COVID-19 Update: We are currently shipping orders daily. However, due to transit disruptions in some geographies, deliveries may be delayed. To provide all customers with timely access to content, we are offering 50% off Science and Technology Print & eBook bundle options. Terms & conditions.
Microeconomic Modeling and Policy Analysis - 1st Edition - ISBN: 9780121940607, 9781483268491

Microeconomic Modeling and Policy Analysis

1st Edition

Studies in Residential Energy Demand

Authors: Thomas G. Cowing Daniel L. McFadden
Editor: Karl Shell
eBook ISBN: 9781483268491
Imprint: Academic Press
Published Date: 28th January 1984
Page Count: 310
Sales tax will be calculated at check-out Price includes VAT/GST
Price includes VAT/GST

Institutional Subscription

Secure Checkout

Personal information is secured with SSL technology.

Free Shipping

Free global shipping
No minimum order.


Microeconomic Modeling and Policy Analysis: Studies in Residential Energy Demand analyzes the aggregates and distributional impacts from alternative energy polices related to the energy demands of residential consumers. The book also analyzes the use of micro-simulation models in the study. The book examines three alternative energy policies and their possible impacts on the residential energy demand. The text describes models on energy use including general micro-simulation and micro-simulation as applied in ""Residential End-Use Energy Planning Systems"" (REEPS) and the Oak Ridge National Laboratory (ORNL) Residential Energy Consumption Model. The book describes REEPS as a model providing end-use specific forecasts of energy consumption at the household level. The text describes ORNL as a computationally simpler design but conceptually more complex one. The book then evaluates three different policy scenarios using each of these two models. The performance of REEPS and ORNL, as well as other dimensions of model projections, is examined. The implications regarding 1) policy analysis and 2) the use of micro simulation models are noted. The book then presents a table that summarizes the results of the comparative model evaluation. Energy policymakers, city and local government planning officials, development engineers, and environmentalists will find this book very relevant.

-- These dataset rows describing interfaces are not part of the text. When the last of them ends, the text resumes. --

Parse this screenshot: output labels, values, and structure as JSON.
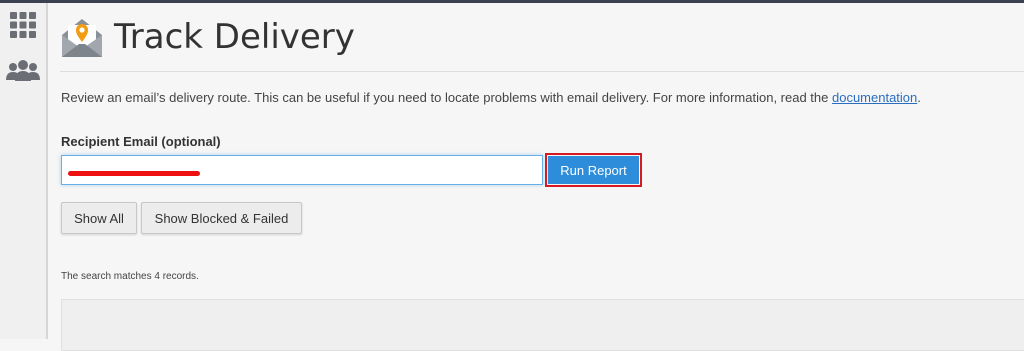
{
  "page": {
    "title": "Track Delivery",
    "description_prefix": "Review an email’s delivery route. This can be useful if you need to locate problems with email delivery. For more information, read the ",
    "documentation_link": "documentation",
    "description_suffix": "."
  },
  "form": {
    "recipient_label": "Recipient Email (optional)",
    "recipient_value": "",
    "run_report_label": "Run Report"
  },
  "filters": {
    "show_all_label": "Show All",
    "show_blocked_label": "Show Blocked & Failed"
  },
  "results": {
    "match_text": "The search matches 4 records."
  },
  "sidebar": {
    "icons": [
      "grid-apps-icon",
      "users-group-icon"
    ]
  },
  "colors": {
    "accent": "#2d8ddb",
    "highlight_outline": "#d71922",
    "redaction": "#ee1111",
    "logo_pin": "#f39c12"
  }
}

Table of Contents



Chapter I. Introduction

Chapter II. Approaches to Energy Use Modeling

1. Issues in Simulation Model Design

2. The Problem of Modeling Residential Energy Consumption

Chapter III. Residential Energy Demand Simulation Models

1. Historical Developments

2. The Oak Ridge National Laboratory Model

3. The Residential End-Use Energy Planning System

4. A Methodological Comparison

Chapter IV. Residential Energy Policy Analysis: The Alternative Policy Scenarios

1. Introduction

2. The Base Case Scenario

3. The Immediate Natural Gas Deregulation Scenario

4. The Mandatory Thermal Efficiency Standards Scenario

5. Policy Relevance

Chapter V. Simulation Results from the REEPS Model

1. Model-Scenario Implementation

2. National Implications

3. Income Distribution Implications

4. End-Use Implications

5. Regional Distribution Implications

6. Conclusions

Chapter VI. Simulation Results from the ORNL Model

1. Model-Scenario Implementation

2. National Implications

3. Income Distribution Implications

4. End-Use Implications

5. Conclusions

Chapter VII. A Comparative Analysis of Model Performance: REEPS versus ORNL

1. Introduction

2. Comparison of Model Projections

3. Other Dimensions of Model Comparison

4. Conclusions

Chapter VIII. Implications

1. Lessons for Energy Policy Analysis

2. Lessons for Model Construction

Chapter IX. Concluding Remarks




No. of pages:
© Academic Press 1984
28th January 1984
Academic Press
eBook ISBN:

About the Authors

Thomas G. Cowing

Daniel L. McFadden

About the Editor

Karl Shell

Affiliations and Expertise

Cornell University

Ratings and Reviews